Dataset rows for apps and sites:
****
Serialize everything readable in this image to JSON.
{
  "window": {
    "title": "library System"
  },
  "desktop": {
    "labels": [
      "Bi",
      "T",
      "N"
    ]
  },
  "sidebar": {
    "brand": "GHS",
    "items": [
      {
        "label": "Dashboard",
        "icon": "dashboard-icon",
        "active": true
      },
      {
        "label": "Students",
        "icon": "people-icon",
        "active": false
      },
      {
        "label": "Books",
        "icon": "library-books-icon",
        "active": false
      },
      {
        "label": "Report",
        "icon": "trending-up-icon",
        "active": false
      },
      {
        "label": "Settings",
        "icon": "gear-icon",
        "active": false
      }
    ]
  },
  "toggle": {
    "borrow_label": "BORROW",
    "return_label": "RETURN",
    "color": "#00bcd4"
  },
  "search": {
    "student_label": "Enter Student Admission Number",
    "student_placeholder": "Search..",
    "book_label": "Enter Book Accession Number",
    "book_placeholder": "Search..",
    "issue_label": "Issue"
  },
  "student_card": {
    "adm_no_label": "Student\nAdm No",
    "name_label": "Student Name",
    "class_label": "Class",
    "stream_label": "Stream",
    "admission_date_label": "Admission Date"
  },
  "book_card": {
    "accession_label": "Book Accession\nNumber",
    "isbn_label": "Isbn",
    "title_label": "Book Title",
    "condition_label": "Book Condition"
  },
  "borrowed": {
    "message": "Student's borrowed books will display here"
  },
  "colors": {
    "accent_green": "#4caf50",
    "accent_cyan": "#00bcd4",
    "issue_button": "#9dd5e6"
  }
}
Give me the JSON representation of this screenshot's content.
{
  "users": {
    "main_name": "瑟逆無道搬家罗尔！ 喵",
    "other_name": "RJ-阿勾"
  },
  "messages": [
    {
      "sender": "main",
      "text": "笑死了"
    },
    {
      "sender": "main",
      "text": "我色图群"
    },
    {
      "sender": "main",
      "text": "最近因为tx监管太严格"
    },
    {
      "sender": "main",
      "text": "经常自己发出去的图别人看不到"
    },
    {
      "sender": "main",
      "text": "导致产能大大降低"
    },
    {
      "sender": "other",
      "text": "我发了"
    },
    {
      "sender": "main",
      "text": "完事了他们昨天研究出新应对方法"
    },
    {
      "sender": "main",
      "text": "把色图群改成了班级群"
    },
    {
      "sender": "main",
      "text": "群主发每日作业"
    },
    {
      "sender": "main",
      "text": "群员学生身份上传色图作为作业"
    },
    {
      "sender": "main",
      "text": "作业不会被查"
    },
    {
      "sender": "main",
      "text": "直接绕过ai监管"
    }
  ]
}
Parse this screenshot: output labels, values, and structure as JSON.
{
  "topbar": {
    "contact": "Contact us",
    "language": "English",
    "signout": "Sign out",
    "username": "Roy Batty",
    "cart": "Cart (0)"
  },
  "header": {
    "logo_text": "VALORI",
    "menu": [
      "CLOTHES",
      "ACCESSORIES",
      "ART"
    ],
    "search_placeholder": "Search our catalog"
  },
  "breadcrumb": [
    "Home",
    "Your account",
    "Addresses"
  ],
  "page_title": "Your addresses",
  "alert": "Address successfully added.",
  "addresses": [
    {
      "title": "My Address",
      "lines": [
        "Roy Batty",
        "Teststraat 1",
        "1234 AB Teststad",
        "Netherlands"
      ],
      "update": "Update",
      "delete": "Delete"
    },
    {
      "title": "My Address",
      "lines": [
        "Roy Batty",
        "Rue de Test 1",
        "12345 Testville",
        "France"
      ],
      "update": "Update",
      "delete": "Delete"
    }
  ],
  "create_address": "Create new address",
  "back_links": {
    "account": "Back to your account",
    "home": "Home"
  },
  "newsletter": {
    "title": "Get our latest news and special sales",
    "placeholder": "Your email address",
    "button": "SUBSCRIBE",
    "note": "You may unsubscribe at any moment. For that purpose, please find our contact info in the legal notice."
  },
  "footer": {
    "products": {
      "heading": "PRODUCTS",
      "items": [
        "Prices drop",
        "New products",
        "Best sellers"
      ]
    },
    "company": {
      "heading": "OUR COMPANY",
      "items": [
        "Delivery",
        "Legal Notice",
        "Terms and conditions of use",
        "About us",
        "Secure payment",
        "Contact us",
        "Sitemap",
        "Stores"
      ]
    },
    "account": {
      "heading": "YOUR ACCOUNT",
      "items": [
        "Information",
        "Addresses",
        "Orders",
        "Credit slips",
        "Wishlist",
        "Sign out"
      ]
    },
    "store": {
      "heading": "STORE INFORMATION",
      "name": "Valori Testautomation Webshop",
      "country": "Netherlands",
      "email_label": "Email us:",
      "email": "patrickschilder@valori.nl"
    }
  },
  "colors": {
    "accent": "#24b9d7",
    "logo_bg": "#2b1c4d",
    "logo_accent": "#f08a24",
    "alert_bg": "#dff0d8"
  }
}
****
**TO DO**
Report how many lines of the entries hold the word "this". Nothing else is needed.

**OUTPUT OF THE EXERCISE**
3